UK electricity prices for near term delivery are trading higher, amid low wind and solar generation and heavy reliance on natural gas (gas for power consumption is estimated about 50 mcm of gas today). Power production from coal is reduced to zero today. Day ahead is currently trading between £56.20-£56.75/MWh, whereas the month ahead contract is in a rangebound of £56.25-56.37/MWh.

Forward season contracts witnessed limited activity this morning. The front season, Win-18 is up by 1.04% and it is currently trading between £62.09-£63.15/MWh, at the same time, the Sum-19 contract is about 51.55/MWh. Carbon emission contracts for delivery in Dec-19 are also up by 1.8%, amid rising costs of European coal.

UK Natural Gas Prices:

UK nat gas prices are trading higher across the curve this morning. Month ahead contract is currently trading at 58.30p/th, up 1.27% on yesterday’s close. An unexpected outage at the Kollsnes and Troll field in Norway reduced the supply to the UK by approximately 60 mcm of gas. At the same time, the gas demand is expected to be lower today and tomorrow, hence the shortage of supply doesn’t seem to have any material impact on the gas demand system in the UK. As a matter of fact, the demand system is about 10 mcm long.

Further out the curve gas prices edged higher this morning, despite oil markets trading lower today. Win-18 is currently trading in the range of 62.90-6315p/th, while sum-19 is between 51.55-51.90p/th.
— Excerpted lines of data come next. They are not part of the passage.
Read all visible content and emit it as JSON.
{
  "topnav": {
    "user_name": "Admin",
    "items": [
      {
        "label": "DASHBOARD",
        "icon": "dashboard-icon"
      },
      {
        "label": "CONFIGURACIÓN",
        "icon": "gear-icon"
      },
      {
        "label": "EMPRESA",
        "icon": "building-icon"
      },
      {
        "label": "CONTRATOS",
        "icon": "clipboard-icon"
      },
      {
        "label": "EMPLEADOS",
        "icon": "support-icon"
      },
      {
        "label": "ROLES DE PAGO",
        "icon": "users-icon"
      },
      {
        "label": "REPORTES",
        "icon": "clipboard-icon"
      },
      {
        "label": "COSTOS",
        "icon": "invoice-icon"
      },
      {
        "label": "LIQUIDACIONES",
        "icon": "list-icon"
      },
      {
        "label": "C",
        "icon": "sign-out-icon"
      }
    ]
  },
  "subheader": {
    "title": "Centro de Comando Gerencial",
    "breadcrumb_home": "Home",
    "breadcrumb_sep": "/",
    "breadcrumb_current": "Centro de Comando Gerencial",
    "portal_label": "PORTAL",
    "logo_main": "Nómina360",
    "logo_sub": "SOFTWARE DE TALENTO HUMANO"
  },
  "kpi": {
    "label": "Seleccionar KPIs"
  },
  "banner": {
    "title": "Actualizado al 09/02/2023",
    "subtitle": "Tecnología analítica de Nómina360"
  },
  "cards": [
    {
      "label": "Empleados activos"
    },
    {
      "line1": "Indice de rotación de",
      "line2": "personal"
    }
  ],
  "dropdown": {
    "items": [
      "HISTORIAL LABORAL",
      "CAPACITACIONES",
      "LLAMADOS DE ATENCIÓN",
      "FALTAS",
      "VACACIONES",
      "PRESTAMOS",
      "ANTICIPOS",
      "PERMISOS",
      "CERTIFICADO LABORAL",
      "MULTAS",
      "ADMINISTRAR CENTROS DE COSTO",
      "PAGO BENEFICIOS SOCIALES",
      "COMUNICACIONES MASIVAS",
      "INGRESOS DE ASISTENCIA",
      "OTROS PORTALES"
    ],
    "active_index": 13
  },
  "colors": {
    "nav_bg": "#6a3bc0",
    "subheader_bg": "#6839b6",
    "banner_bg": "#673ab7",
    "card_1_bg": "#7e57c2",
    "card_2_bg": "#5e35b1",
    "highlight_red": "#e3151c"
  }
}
Crude oil price slipped from the level $80/bbl to just over $79/bbl. The organisation of Petroleum Exporting Countries (OPEC) is debating about an increase in oil output amid a number of concerns from Washington over a rally in oil prices.

Meanwhile, the EIA report produced yesterday, reported commercial U.S. crude inventories higher by 5.8 million barrels in the week to May 18.

Macroeconomics:

The British currency is currently down by around 19% against the dollar and by 8% against the euro, according to Bloomberg. The Pound slipped to the level seen in December 17 yesterday. Today, we are seeing a small rebound, after a report showed U.K. retail sales rose more than expected in April.

The weak British currency makes imports of goods more expensive. Taking into the account that the country heavily relies on imports of nat gas from other countries such as Norway and Qatar, we envisage that the falling pound will push prices of natural gas even higher.